German government creates new “Anti-Terror Unit”
24 December 2015
German Federal Police have created a new “Anti-Terror Unit.” On December 16, the first 50 men of the “Unit for Securing Evidence and Arrests Plus” (BFE+) marched before interior minister Thomas de Maizière in Blumberg near Berlin. The BFE+, recruited from regular federal and state police agencies, will initially consist of 250 officers. They will be placed on standby in five locations in Germany through the end of next year.
The unit is heavily armed. In addition to riot gear, balaclavas and bulletproof vests, its standard equipment will include the G36 assault rifle used by the German military. With the exception of Bavaria, state regulations for the arming of police permit the use of submachine guns in addition to handguns. Until now, assault rifles were not included in the equipment of police units on the grounds that, as large calibre weapons, they could not be aimed precisely and could easily wound innocent bystanders. Additionally, the new special unit will be equipped with armoured vehicles.
The BFE+ is so martial in its appearance that even some in the bourgeois media have criticised it. One article in Zeit Online entitled, “The police are playing war,” reads: “Assault rifles, urban warfare—the police of the new Anti-Terror Unit BFE+ think and behave like soldiers. They soften the separation between the military and police.”
Political scientist and sociologist Rafael Behr warned in an interview of “equating terror with war and building up the police more and more because of it.” The new unit exists in a “grey area.” In Germany, there has long been a “strict separation … The police are responsible for domestic problems, the army for foreign ones.”
The formation of a paramilitary police unit in Germany marks a turning point in the country’s postwar history.
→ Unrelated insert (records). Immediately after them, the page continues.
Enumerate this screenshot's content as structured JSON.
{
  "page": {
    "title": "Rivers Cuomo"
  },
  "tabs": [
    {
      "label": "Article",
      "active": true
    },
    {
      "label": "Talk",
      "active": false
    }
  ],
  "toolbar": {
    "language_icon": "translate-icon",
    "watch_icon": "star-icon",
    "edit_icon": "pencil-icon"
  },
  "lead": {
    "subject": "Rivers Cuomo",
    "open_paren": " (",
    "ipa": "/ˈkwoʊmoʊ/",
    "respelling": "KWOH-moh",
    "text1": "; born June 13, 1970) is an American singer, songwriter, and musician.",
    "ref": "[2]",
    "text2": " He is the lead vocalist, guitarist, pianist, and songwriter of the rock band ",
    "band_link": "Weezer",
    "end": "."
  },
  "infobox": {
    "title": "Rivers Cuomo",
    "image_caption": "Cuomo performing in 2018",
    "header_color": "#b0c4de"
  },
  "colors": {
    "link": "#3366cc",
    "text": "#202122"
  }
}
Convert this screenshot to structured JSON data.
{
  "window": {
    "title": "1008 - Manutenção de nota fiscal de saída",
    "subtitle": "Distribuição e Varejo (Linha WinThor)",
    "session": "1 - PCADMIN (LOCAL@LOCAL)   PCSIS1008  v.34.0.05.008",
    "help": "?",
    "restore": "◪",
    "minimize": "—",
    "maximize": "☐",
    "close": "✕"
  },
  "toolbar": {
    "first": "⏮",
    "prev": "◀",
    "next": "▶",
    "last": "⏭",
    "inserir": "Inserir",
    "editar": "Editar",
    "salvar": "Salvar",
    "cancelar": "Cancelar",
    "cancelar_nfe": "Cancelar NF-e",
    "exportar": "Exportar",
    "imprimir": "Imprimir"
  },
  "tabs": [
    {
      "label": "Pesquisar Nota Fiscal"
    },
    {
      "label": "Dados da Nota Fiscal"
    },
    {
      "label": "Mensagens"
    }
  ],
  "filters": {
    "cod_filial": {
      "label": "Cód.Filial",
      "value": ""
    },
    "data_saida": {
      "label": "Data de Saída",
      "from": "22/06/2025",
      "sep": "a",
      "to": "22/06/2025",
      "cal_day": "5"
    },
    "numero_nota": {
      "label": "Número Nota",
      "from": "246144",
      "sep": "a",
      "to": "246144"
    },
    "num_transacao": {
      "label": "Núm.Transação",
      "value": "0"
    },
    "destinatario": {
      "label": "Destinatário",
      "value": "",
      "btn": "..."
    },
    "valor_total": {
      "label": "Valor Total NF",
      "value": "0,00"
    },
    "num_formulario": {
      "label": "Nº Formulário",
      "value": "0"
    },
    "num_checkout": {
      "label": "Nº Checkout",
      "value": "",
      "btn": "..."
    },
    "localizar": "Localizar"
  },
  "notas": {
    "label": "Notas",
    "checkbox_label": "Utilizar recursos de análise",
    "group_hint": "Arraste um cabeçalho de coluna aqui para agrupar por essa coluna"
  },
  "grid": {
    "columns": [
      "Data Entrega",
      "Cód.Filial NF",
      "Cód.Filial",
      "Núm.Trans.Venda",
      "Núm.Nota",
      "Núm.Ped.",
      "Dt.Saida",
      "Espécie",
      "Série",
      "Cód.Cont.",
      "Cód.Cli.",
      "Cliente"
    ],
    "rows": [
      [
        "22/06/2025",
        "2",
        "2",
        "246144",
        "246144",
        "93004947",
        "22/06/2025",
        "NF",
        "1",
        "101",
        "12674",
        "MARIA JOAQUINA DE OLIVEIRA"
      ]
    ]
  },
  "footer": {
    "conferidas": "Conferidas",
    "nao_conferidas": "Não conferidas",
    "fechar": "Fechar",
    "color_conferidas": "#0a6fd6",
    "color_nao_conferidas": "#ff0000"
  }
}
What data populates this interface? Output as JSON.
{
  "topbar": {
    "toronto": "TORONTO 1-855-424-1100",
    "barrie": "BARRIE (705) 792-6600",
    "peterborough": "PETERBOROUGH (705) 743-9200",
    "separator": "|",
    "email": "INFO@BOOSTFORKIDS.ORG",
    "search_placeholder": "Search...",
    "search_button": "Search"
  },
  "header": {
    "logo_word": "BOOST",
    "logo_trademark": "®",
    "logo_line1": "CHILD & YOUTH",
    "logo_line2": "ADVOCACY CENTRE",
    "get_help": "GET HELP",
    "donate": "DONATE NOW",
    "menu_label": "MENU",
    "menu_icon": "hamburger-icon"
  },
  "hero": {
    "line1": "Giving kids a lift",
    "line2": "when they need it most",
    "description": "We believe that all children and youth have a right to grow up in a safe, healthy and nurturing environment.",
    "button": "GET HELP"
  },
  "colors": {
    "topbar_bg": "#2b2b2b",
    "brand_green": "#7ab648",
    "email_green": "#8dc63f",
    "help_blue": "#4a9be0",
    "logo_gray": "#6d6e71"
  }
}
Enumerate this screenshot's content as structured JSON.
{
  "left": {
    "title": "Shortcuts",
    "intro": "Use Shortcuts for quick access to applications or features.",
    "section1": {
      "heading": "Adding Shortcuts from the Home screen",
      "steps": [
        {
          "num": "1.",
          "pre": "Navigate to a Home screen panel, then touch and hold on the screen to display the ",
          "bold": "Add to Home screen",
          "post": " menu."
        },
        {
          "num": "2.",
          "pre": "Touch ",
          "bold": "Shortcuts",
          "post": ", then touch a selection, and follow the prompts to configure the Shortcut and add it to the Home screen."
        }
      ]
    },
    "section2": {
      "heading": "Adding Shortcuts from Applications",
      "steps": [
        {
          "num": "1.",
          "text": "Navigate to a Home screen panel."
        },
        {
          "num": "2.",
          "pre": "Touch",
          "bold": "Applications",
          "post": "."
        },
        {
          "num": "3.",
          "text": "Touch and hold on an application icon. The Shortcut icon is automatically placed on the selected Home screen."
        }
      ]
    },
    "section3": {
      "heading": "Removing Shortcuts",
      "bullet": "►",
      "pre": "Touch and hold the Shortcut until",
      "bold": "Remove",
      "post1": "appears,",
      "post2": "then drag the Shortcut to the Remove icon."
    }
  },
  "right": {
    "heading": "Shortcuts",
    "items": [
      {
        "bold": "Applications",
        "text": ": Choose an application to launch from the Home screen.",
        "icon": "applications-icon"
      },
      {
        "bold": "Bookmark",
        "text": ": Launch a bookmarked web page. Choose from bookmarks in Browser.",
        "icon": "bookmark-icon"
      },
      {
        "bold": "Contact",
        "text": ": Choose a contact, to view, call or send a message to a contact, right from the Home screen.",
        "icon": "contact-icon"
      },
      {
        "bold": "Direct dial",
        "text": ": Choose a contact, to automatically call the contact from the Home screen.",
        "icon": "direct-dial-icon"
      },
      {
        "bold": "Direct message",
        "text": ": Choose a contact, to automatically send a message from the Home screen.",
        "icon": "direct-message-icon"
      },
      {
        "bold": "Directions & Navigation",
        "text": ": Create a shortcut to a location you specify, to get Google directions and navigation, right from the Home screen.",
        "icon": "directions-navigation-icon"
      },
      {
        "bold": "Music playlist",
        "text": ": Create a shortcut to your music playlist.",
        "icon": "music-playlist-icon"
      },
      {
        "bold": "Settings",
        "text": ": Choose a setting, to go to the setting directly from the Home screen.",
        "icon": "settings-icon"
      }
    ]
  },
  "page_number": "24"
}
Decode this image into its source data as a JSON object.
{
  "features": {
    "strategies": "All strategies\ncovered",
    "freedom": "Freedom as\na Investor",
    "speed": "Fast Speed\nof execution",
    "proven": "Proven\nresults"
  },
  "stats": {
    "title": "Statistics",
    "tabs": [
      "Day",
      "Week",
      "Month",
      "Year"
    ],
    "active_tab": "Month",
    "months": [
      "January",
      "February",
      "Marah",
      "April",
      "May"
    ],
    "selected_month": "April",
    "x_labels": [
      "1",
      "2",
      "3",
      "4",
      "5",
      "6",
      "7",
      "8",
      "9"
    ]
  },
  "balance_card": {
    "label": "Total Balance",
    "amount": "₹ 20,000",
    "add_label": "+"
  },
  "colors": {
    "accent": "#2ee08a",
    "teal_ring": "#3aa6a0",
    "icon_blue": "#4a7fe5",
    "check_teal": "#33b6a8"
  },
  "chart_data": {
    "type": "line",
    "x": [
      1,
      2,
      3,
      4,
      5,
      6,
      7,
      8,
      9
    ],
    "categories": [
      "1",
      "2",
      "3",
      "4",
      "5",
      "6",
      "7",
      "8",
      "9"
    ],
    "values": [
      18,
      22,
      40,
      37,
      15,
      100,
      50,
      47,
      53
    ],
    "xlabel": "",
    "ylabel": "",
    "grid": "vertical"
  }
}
The new special unit BFE+ has been placed by the interior ministry under the purview of the federal police, which emerged in 2005 from the Federal Border Guard and is permitted to use military equipment. With this manoeuvre, the ministry circumvents the separation of police and military embedded in the constitution and, in effect, abolishes it.
This separation was formalized in the constitution after World War II, following the experience of the Freikorps in the Weimar Republic and the SA and SS of the Nazis, made up in large part by soldiers recruited from the Freikorps itself. The Freikorps played a central role in combatting the revolutionary uprisings in the Weimar Republic and the SA and SS did the same in the destruction of the organised workers movement after the Nazis took power.
The founding of the BFE+ is alleged to be a reaction of the German government to the terror attacks in Paris on November 13. In reality, plans for the introduction of paramilitary police troops have been planned for substantially longer and are one component of a comprehensive rearmament at home and abroad. For years, politicians in the government, above all former interior minister Otto Schily (SPD) and current finance minister Wolfgang Schäuble (CDU), have called for the domestic deployment of the military.
As with the military’s combat mission in Syria, the attacks in Paris serve only as a pretext. The majority of the attackers in Paris were known to authorities. The suspected mastermind of the attacks, Abdelhamid Abaaoud, boasted months before, in the IS magazine Dabiq, about how he was able to enter Belgium and plan attacks in plain view of the intelligence agencies. Under conditions of increasing class tensions in Germany and the country’s return to an aggressive foreign policy, the ruling elite is now preparing for the suppression of growing opposition within the population.
According to circles close to the federal police, the heavy armament of the BFE+ fulfils a definite purpose. It serves as a deterrent. The range of tasks of the new unit, however, goes far beyond the official description of combatting terrorism. “The actions for which the BFE+ train are similar to those of the military,” writes Die Zeit. According to the statements of a person involved, the new unit acts “as an infantry platoon engaged in urban combat.” The interior ministry reports that the unit, so long as no special operations are pending, “will predominantly be made available for normal daily tasks of the federal police force.” They will also be used at soccer games and at demonstrations. In those situations, heavy rescue vehicles with military equipment will be on standby and made available in the immediate vicinity of an operation site.
The creation of a heavily armed Anti-Terror Unit of the federal police is a warning to all workers and youth in Germany. Above all, recent developments in the US show what the ruling class is preparing in this country. Similar special units of the police (SWAT teams) have long terrorized the population there and have occupied entire cities, as they did during the unrest and protests in Ferguson, Missouri in the summer of 2014. In a commentary entitled “ Ferguson, Missouri: War comes home ,” the World Socialist Web Site described the kinds of terrifying developments that will now be introduced in Germany with the creation of the BFE+ and the extensive militarisation of the police:
“SWAT teams decked out in battle fatigues and goggles descended on the city, wielding high-power shotguns and automatic rifles and driving armored attack vehicles … The forces involved may technically be local police, but what they are engaged in is essentially a military occupation. They look like the military, act like the military and have close ties to the military. Not only have police been armed with military equipment, they have been given a new set of rules. They are being trained to employ the methods used by the US and its allies in Afghanistan, Iraq, Gaza and Ukraine.”